Celiac disease is an autoimmune disease that prevents people from properly digesting gluten, a protein found in wheat, rye, and barley. Research suggests there’s a higher rate of undiagnosed coeliac disease in women having trouble conceiving. Untreated coeliac disease also may be associated with recurrent miscarriage and other pregnancy problems such as low birthweight.
Oxidative Stress and Antioxidants
Antioxidants play an important role in your fertility.
Free radicals can damage the reproductive system and have been correlated with problems of sperm motility, sperm number, and DNA damage in sperm. Free radicals can affect virtually every step in the reproductive process, from egg maturation to pregnancy.
Foods rich in antioxidants should be included in your pre conception and pregnancy diet.
• Fruits: blackberries, red currants, raspberries, strawberries, blueberries, oranges, pineapple, plums, and pomegranates
• Vegetables: spinach, red peppers, red cabbage, peas, black and green olives, , asparagus, broccoli, artichokes, onions, carrots
• Spices: clove, allspice, mint, sage, thyme, nutmeg, rosemary, saffron, tarragon, oregano, ginger, cinnamon, natural cocoa

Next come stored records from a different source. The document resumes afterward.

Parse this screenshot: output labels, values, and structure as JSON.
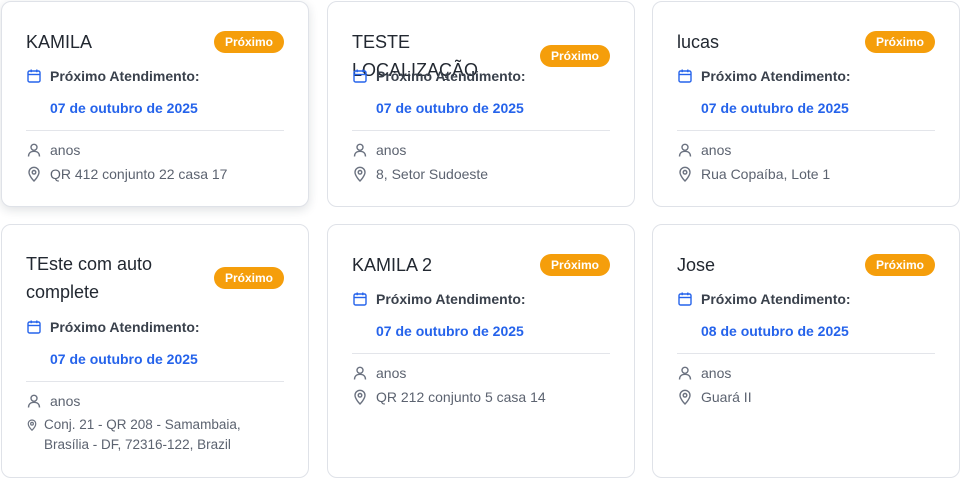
{
  "cards": [
    {
      "name": "KAMILA",
      "badge": "Próximo",
      "appointment_label": "Próximo Atendimento:",
      "appointment_date": "07 de outubro de 2025",
      "age": "anos",
      "address": "QR 412 conjunto 22 casa 17"
    },
    {
      "name": "TESTE LOCALIZAÇÃO",
      "badge": "Próximo",
      "appointment_label": "Próximo Atendimento:",
      "appointment_date": "07 de outubro de 2025",
      "age": "anos",
      "address": "8, Setor Sudoeste"
    },
    {
      "name": "lucas",
      "badge": "Próximo",
      "appointment_label": "Próximo Atendimento:",
      "appointment_date": "07 de outubro de 2025",
      "age": "anos",
      "address": "Rua Copaíba, Lote 1"
    },
    {
      "name": "TEste com auto complete",
      "badge": "Próximo",
      "appointment_label": "Próximo Atendimento:",
      "appointment_date": "07 de outubro de 2025",
      "age": "anos",
      "address_line1": "Conj. 21 - QR 208 - Samambaia,",
      "address_line2": "Brasília - DF, 72316-122, Brazil"
    },
    {
      "name": "KAMILA 2",
      "badge": "Próximo",
      "appointment_label": "Próximo Atendimento:",
      "appointment_date": "07 de outubro de 2025",
      "age": "anos",
      "address": "QR 212 conjunto 5 casa 14"
    },
    {
      "name": "Jose",
      "badge": "Próximo",
      "appointment_label": "Próximo Atendimento:",
      "appointment_date": "08 de outubro de 2025",
      "age": "anos",
      "address": "Guará II"
    }
  ],
  "colors": {
    "badge": "#f59e0b",
    "date": "#2563eb",
    "calendar_icon": "#2563eb",
    "muted_icon": "#6b7280"
  },
  "icons": {
    "calendar": "calendar-icon",
    "person": "user-icon",
    "location": "map-pin-icon"
  }
}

• Drinks: coffee, and green and black teas also contain antioxidants but should be consumed in moderation
• Nuts, seeds, and grains: walnuts, pecans, sunflower seeds, pumpkin seeds, peanuts, pistachios, buckwheat, quinoa, basmati rice
Fertility treatment can be expensive and emotionally exhausting. Before embarking on the process, it could be wise for women and men trying to conceive to assess their diets and make approprite changes. Registered Dietitians are perfectly placed to help with this.